He soon realized that few of the species in this group were readily available and began collecting them for propagation and use in hybridizing. His attempt to find unusual or lost species has led to many trips to the cloud forests of Mexico & South America.
As a geneticist and developmental biologist at the University of California, Berkeley, Steve has worked on the mechanisms that define tissues and organs in early animal embryos. Because of this background, he has been interested in several of the scientific aspects of orchids, including molecular taxonomy and deceptive pollination strategies.
Steve is passionately involved in orchid conservation and is a director of the Orchid Conservation Alliance (OCA) and a member of the Conservation Committee of the American Orchid Society. He is also an accredited AOS judge.
Why are there so many Orchids?
Orchids are the largest family of flowering plants, with about 30,000 species. How did they become so successful? Recently, a combination of molecular analyses and orchid fossils has made it possible to estimate the rate of orchid evolution. The results show that orchid evolution has sped up at lea
st three times since the most primitive orchids appeared.

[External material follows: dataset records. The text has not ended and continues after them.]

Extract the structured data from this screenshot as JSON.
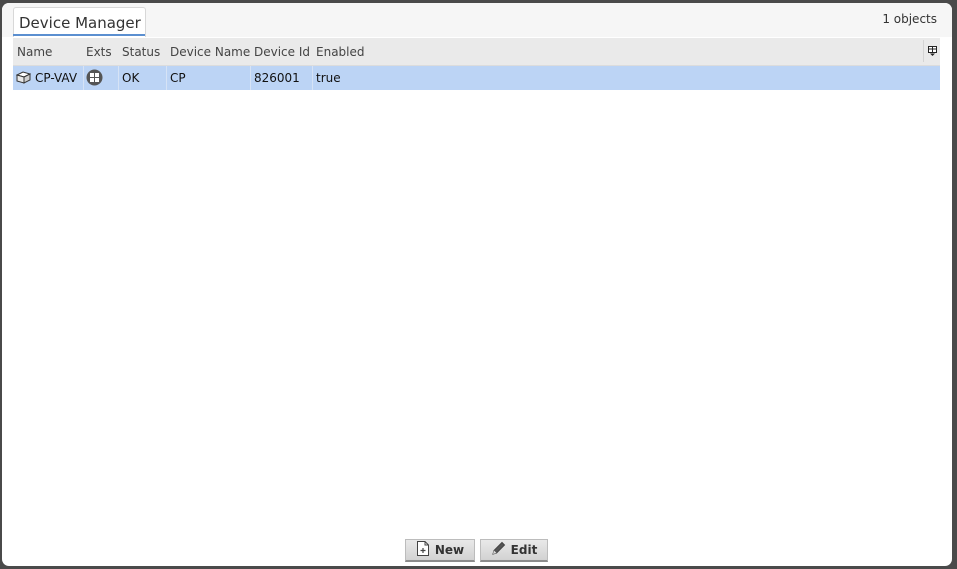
{
  "tab": {
    "label": "Device Manager"
  },
  "object_count": "1 objects",
  "columns": [
    "Name",
    "Exts",
    "Status",
    "Device Name",
    "Device Id",
    "Enabled"
  ],
  "rows": [
    {
      "name": "CP-VAV",
      "status": "OK",
      "device_name": "CP",
      "device_id": "826001",
      "enabled": "true"
    }
  ],
  "buttons": {
    "new_label": "New",
    "edit_label": "Edit"
  },
  "icons": {
    "row_name": "device-icon",
    "row_exts": "device-extensions-icon",
    "column_chooser": "column-chooser-icon",
    "new": "new-document-icon",
    "edit": "pencil-icon"
  },
  "colors": {
    "selected_row": "#bcd4f5",
    "tab_accent": "#5b8fd0",
    "header": "#eaeaea"
  }
}
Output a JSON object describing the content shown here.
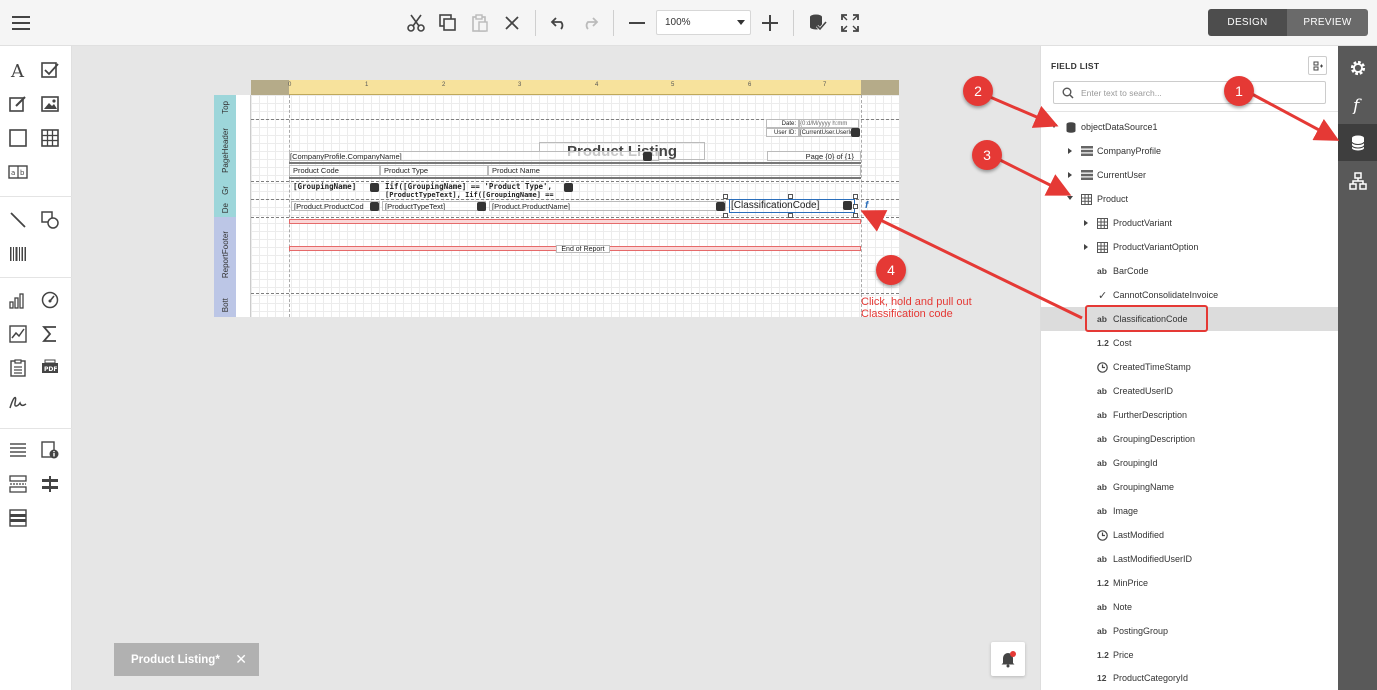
{
  "toolbar": {
    "zoom_value": "100%",
    "design_label": "DESIGN",
    "preview_label": "PREVIEW"
  },
  "report": {
    "bands": [
      "Top",
      "PageHeader",
      "Gr",
      "De",
      "ReportFooter",
      "Bott"
    ],
    "ruler_numbers": [
      "0",
      "1",
      "2",
      "3",
      "4",
      "5",
      "6",
      "7"
    ],
    "title": "Product Listing",
    "date_label": "Date:",
    "date_value": "{0:d/M/yyyy h:mm",
    "userid_label": "User ID:",
    "userid_value": "[CurrentUser.UserId]",
    "company_field": "[CompanyProfile.CompanyName]",
    "page_field": "Page {0} of {1}",
    "col_product_code": "Product Code",
    "col_product_type": "Product Type",
    "col_product_name": "Product Name",
    "grouping_name": "[GroupingName]",
    "grouping_expr": "Iif([GroupingName] == 'Product Type',",
    "grouping_expr2": "[ProductTypeText], Iif([GroupingName] ==",
    "detail_code": "[Product.ProductCod",
    "detail_type": "[ProductTypeText]",
    "detail_name": "[Product.ProductName]",
    "detail_classification": "[ClassificationCode]",
    "footer_text": "End of Report",
    "fx_label": "f"
  },
  "document_tab": {
    "label": "Product Listing*",
    "close_glyph": "✕"
  },
  "field_list": {
    "title": "FIELD LIST",
    "search_placeholder": "Enter text to search...",
    "root": "objectDataSource1",
    "items": [
      {
        "label": "CompanyProfile",
        "icon": "ab"
      },
      {
        "label": "CurrentUser",
        "icon": "ab"
      },
      {
        "label": "Product",
        "icon": "ab"
      },
      {
        "label": "ProductVariant",
        "icon": "ab"
      },
      {
        "label": "ProductVariantOption",
        "icon": "ab"
      },
      {
        "label": "BarCode",
        "icon": "ab"
      },
      {
        "label": "CannotConsolidateInvoice",
        "icon": "✓"
      },
      {
        "label": "ClassificationCode",
        "icon": "ab"
      },
      {
        "label": "Cost",
        "icon": "1.2"
      },
      {
        "label": "CreatedTimeStamp",
        "icon": "ab"
      },
      {
        "label": "CreatedUserID",
        "icon": "ab"
      },
      {
        "label": "FurtherDescription",
        "icon": "ab"
      },
      {
        "label": "GroupingDescription",
        "icon": "ab"
      },
      {
        "label": "GroupingId",
        "icon": "ab"
      },
      {
        "label": "GroupingName",
        "icon": "ab"
      },
      {
        "label": "Image",
        "icon": "ab"
      },
      {
        "label": "LastModified",
        "icon": "ab"
      },
      {
        "label": "LastModifiedUserID",
        "icon": "ab"
      },
      {
        "label": "MinPrice",
        "icon": "1.2"
      },
      {
        "label": "Note",
        "icon": "ab"
      },
      {
        "label": "PostingGroup",
        "icon": "ab"
      },
      {
        "label": "Price",
        "icon": "1.2"
      },
      {
        "label": "ProductCategoryId",
        "icon": "12"
      }
    ]
  },
  "annotations": {
    "badge1": "1",
    "badge2": "2",
    "badge3": "3",
    "badge4": "4",
    "instruction_line1": "Click, hold and pull out",
    "instruction_line2": "Classification code"
  },
  "colors": {
    "annotation_red": "#e53935",
    "selection_blue": "#2a6ebb",
    "rail_bg": "#595959",
    "ruler_yellow": "#f7e29c"
  }
}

These accelerations produced not only the huge increase in the number of orchid species, but also the extravagant diversification of shape, color, and pollination mechanisms that fascinate us. I’ll describe some of the genetic and environmental changes that allowed these accelerations.
A Volunteer Chair Meeting is scheduled for 7:00 pm (in lieu of the Skill Session) prior to the General meeting in February.
The meeting will highlight the change of location and provide detailed information for the Chairs and their volunteers.
Upcoming SFOS Meetings
- February 2017: Steve Beckendorf – Why are there so many orchids? Opportunity table to be provided by Cindy Hill and Steve Beckendorf.